BEGIN Records to process
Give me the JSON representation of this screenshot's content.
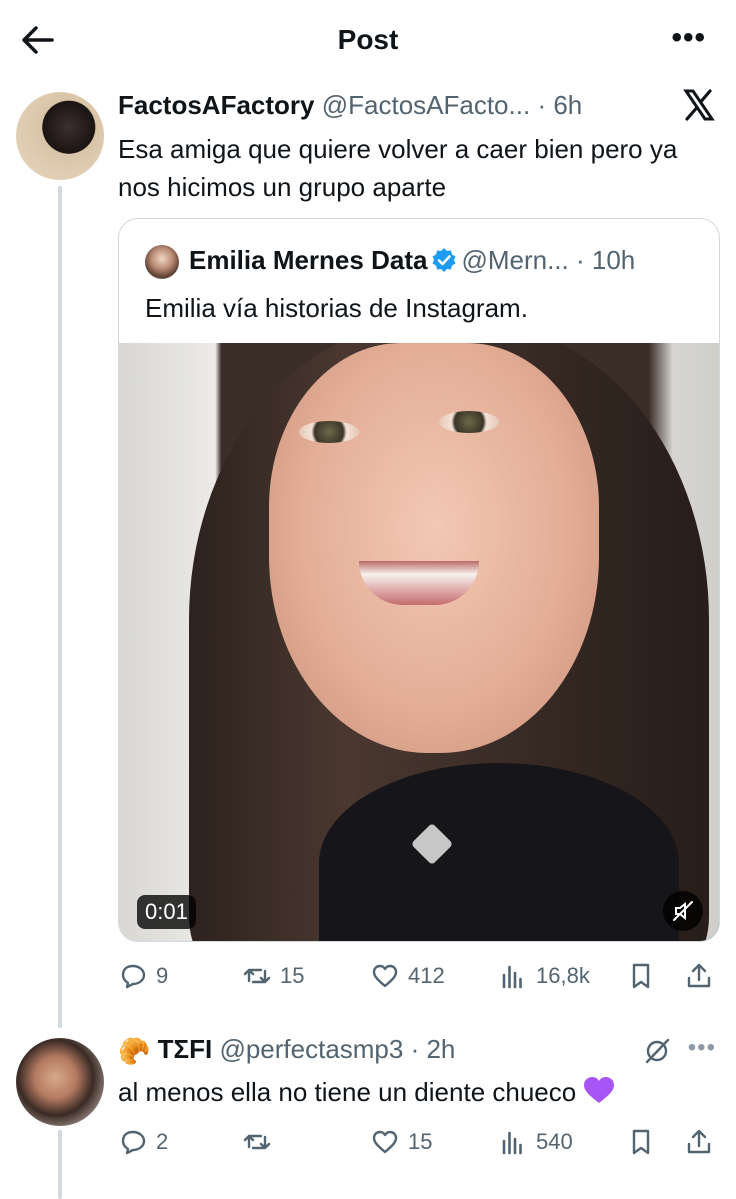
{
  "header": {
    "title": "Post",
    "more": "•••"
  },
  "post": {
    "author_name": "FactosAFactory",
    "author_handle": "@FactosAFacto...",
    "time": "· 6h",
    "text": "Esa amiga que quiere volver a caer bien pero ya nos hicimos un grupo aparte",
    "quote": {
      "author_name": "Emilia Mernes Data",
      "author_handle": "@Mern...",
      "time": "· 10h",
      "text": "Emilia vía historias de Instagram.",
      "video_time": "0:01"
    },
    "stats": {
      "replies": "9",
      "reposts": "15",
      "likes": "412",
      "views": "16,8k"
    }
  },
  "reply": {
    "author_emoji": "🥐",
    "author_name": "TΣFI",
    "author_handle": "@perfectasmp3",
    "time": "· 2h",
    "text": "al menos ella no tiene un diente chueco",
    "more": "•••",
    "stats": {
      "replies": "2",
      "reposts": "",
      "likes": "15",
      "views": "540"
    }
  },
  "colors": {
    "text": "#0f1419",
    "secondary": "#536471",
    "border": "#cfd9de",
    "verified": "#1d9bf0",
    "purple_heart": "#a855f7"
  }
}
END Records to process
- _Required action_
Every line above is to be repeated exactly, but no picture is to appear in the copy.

- _Written response_
Give me the JSON representation of this screenshot's content.
{
  "header": {
    "title": "Post",
    "more": "•••"
  },
  "post": {
    "author_name": "FactosAFactory",
    "author_handle": "@FactosAFacto...",
    "time": "· 6h",
    "text": "Esa amiga que quiere volver a caer bien pero ya nos hicimos un grupo aparte",
    "quote": {
      "author_name": "Emilia Mernes Data",
      "author_handle": "@Mern...",
      "time": "· 10h",
      "text": "Emilia vía historias de Instagram.",
      "video_time": "0:01"
    },
    "stats": {
      "replies": "9",
      "reposts": "15",
      "likes": "412",
      "views": "16,8k"
    }
  },
  "reply": {
    "author_emoji": "🥐",
    "author_name": "TΣFI",
    "author_handle": "@perfectasmp3",
    "time": "· 2h",
    "text": "al menos ella no tiene un diente chueco",
    "more": "•••",
    "stats": {
      "replies": "2",
      "reposts": "",
      "likes": "15",
      "views": "540"
    }
  },
  "colors": {
    "text": "#0f1419",
    "secondary": "#536471",
    "border": "#cfd9de",
    "verified": "#1d9bf0",
    "purple_heart": "#a855f7"
  }
}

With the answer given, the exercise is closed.